● Brief
Among the entries that follow, find every line with the word "President" and copy it.

● Material for the task
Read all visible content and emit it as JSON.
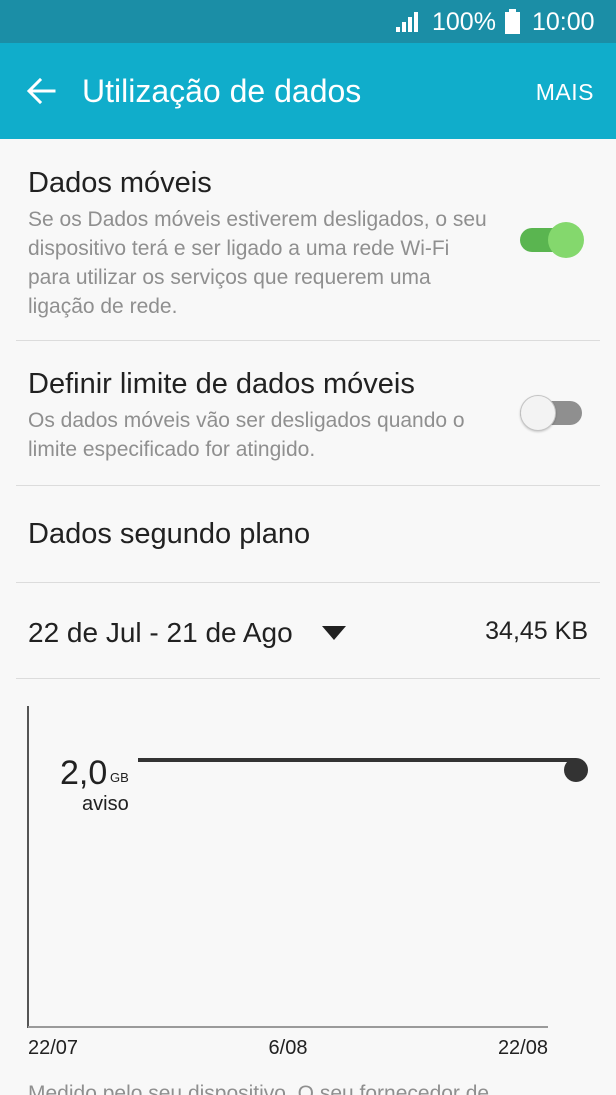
{
  "status_bar": {
    "battery_percent": "100%",
    "time": "10:00"
  },
  "app_bar": {
    "title": "Utilização de dados",
    "more_label": "MAIS"
  },
  "settings": [
    {
      "title": "Dados móveis",
      "description": "Se os Dados móveis estiverem desligados, o seu dispositivo terá e ser ligado a uma rede Wi-Fi para utilizar os serviços que requerem uma ligação de rede.",
      "toggle": "on"
    },
    {
      "title": "Definir limite de dados móveis",
      "description": "Os dados móveis vão ser desligados quando o limite especificado for atingido.",
      "toggle": "off"
    },
    {
      "title": "Dados segundo plano"
    }
  ],
  "cycle": {
    "range_label": "22 de Jul - 21 de Ago",
    "usage": "34,45 KB"
  },
  "chart_data": {
    "type": "line",
    "warning_value": "2,0",
    "warning_unit": "GB",
    "warning_label": "aviso",
    "warning_gb": 2.0,
    "x_ticks": [
      "22/07",
      "6/08",
      "22/08"
    ]
  },
  "footer_note": "Medido pelo seu dispositivo. O seu fornecedor de"
}
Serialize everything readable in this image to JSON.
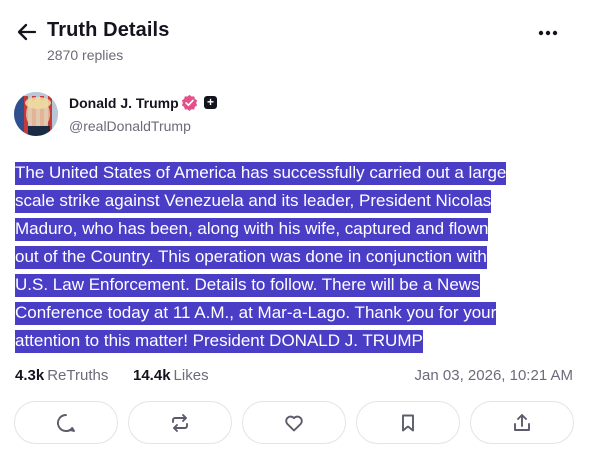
{
  "header": {
    "title": "Truth Details",
    "replies": "2870 replies"
  },
  "author": {
    "name": "Donald J. Trump",
    "handle": "@realDonaldTrump",
    "verified": true
  },
  "post": {
    "lines": [
      "The United States of America has successfully carried out a large",
      "scale strike against Venezuela and its leader, President Nicolas",
      "Maduro, who has been, along with his wife, captured and flown",
      "out of the Country. This operation was done in conjunction with",
      "U.S. Law Enforcement. Details to follow. There will be a News",
      "Conference today at 11 A.M., at Mar-a-Lago. Thank you for your",
      "attention to this matter! President DONALD J. TRUMP"
    ],
    "selection_color": "#4a3ec7"
  },
  "stats": {
    "retruths_count": "4.3k",
    "retruths_label": "ReTruths",
    "likes_count": "14.4k",
    "likes_label": "Likes",
    "date": "Jan 03, 2026, 10:21 AM"
  },
  "actions": [
    {
      "name": "reply",
      "icon": "comment-icon"
    },
    {
      "name": "retruth",
      "icon": "repost-icon"
    },
    {
      "name": "like",
      "icon": "heart-icon"
    },
    {
      "name": "bookmark",
      "icon": "bookmark-icon"
    },
    {
      "name": "share",
      "icon": "share-icon"
    }
  ]
}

● Result below
      "scale strike against Venezuela and its leader, President Nicolas",
      "attention to this matter! President DONALD J. TRUMP"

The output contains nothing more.